[Data about app and page elements]

>>>>

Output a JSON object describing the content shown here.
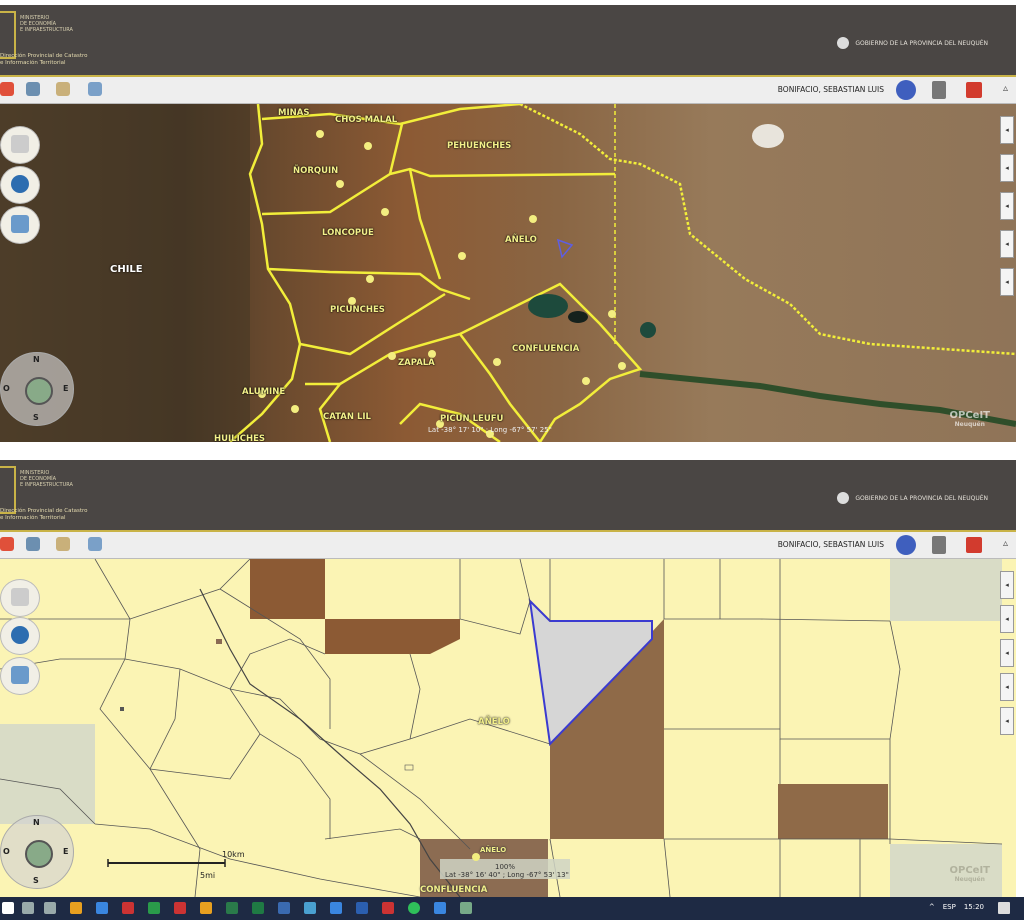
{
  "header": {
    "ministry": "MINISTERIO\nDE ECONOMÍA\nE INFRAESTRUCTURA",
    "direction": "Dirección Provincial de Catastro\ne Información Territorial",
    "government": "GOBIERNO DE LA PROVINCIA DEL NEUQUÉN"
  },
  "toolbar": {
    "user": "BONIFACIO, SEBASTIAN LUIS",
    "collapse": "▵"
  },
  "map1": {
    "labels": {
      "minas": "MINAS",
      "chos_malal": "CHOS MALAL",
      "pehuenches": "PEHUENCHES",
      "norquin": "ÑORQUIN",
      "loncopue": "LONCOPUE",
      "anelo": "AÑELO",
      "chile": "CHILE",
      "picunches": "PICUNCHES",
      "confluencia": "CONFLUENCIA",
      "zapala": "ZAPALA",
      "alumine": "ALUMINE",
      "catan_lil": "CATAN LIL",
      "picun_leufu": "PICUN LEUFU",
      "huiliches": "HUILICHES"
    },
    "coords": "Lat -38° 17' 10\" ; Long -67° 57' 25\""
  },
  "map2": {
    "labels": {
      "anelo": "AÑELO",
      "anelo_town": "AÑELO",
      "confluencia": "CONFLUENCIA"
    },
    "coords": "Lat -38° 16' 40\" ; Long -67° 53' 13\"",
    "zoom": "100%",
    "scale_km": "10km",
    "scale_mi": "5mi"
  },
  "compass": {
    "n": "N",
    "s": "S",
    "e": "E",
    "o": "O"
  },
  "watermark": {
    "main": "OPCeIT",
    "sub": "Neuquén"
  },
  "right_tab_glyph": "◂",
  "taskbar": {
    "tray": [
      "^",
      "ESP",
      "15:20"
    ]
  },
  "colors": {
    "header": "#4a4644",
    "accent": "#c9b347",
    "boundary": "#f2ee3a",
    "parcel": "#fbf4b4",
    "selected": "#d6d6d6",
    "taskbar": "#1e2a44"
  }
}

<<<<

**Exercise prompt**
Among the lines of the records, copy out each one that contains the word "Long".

**Solution**
    "coords": "Lat -38° 17' 10\" ; Long -67° 57' 25\""
    "coords": "Lat -38° 16' 40\" ; Long -67° 53' 13\"",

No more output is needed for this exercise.